Along the coast, the beach was bare,

except for you and me,

We watched the seagulls swooping,

and we marveled at the sea;

I can’t go to that seacoast town,

that I don’t recall,

Being there, just you and me,

One September, in the fall.

It’s September, once again,

I watch the falling rain,

Warm inside, I see it falling,

on my window pane.

I don’t know where you are today,

It’s been so long, since then,

I wonder, do you ever think

of walking in the rain?

Sandra Lee Smith

Originally posted June 2, 2010

Updated September 2, 2018


That’s twice I’ve seen you walk on by;

without a glance in my direction–

You seemed intent and purposeful,

Perhaps gave the place inspection,

I know you saw me standing there,

Waiting for a sign,

But you simply walked on by

As though, perhaps, were blind.

I think, maybe, you’ve turned away

From all I meant to you,

Perhaps I didn’t do enough–

what would you have me do?

I see your spirit, floating free,

At our old home in the valley,

I know you loved that place the most,

Are you and those ghosts being pally?

Feel free to haunt it all you want,

I understand your need;

I couldn’t have it anyway,

I didn’t have the deed;

My heart aches for what might have been,

I wish that you could know,

I never dreamed that you would die–

I wouldn’t have it so.


Sandra Lee Smith

Originally posted February 24, 2012

Updated August 29, 2018


It was the twenty-second of December, back in Eighteen-fifty-three,

A cold and blustery winter day, as far as you could see,

I was helping mama in the kitchen, fixing soup for midday dinner,

I was slicing mama’s home-made bread, with her jam it was a winner.

Pa was shoeing horses in the barn, an inside chore,

He loved his work completely, never thought it was a bore.

When mama said “What’s keeping Pa? He should be done by now–

You check ‘n see if he’s having problems with that onery sow”–

I took her shawl to wrap around my head and dashed outside–

the icy air made me gasp and tears came to my eyes.

Inside the barn, I shouted out, but did not hear Pa call;

I searched and found him lying, cold and still inside a stall;

I threw a blanket over him, then ran to get my ma.

She sent me to the neighbor’s and men came to move my pa.

They put him in the bedroom and one rode to town for doc;

They made good time and hurried and arrived at one O’clock.

My pa had suffered from a stroke and could not speak or walk,

He could not stand or dress himself –he could not even talk.

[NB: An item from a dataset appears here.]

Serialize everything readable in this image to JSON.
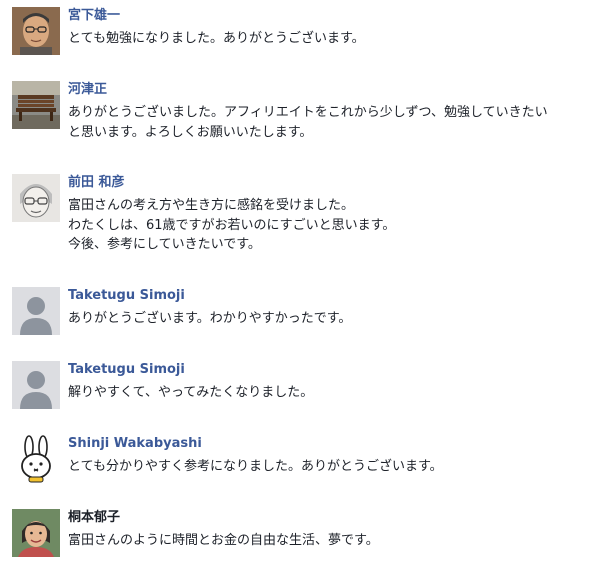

So it fell upon my shoulders to take care of all the farm;

Folks said it wasn’t sightly for a girl; my mama said “No harm“;

Come spring, the neighbor’s sons returned; they plowed and planted seed–
Ma told them she would share our crops; they said there was no need.

I worked along those husky lads and soon one caught my eye;

I thought that I would marry him,  someday by-and-by…

But for now there’s ma and me, taking care of pa;

It was a year of hardship, the worst we ever saw.

My mother aged, taking care of him in every way,

While I grew strong and brown-skinned tending to the farm all day,

But came a morning when my ma could not get pa to wake,

He died while she was sleeping; I thought her heart would break.

And after Pa was buried, ma sat in her chair all day,

On the front porch, watching, as the hours whiled away,

Until one day she brightened and she called for me to see–

there’s papa, out there waiting” that’s what she said to me,

And that night she joined him; she wanted me to know,

that where he went, she’d follow; she couldn’t wait to go.

And yes, I wed the neighbor’s son, as soon as it was fittin’

He got me and the farm, and both of us were smitten;

Our first child was a little boy–we named him after Pa,

And when I had a little girl, we named her after ma.

Sandra Lee Smith

Originally written in 2012 in memory of my life partner, Robert, who passed away September 22, 2011. I wanted to write something to go with my American Childhood series and this felt just right.

Updated August, 28, 2018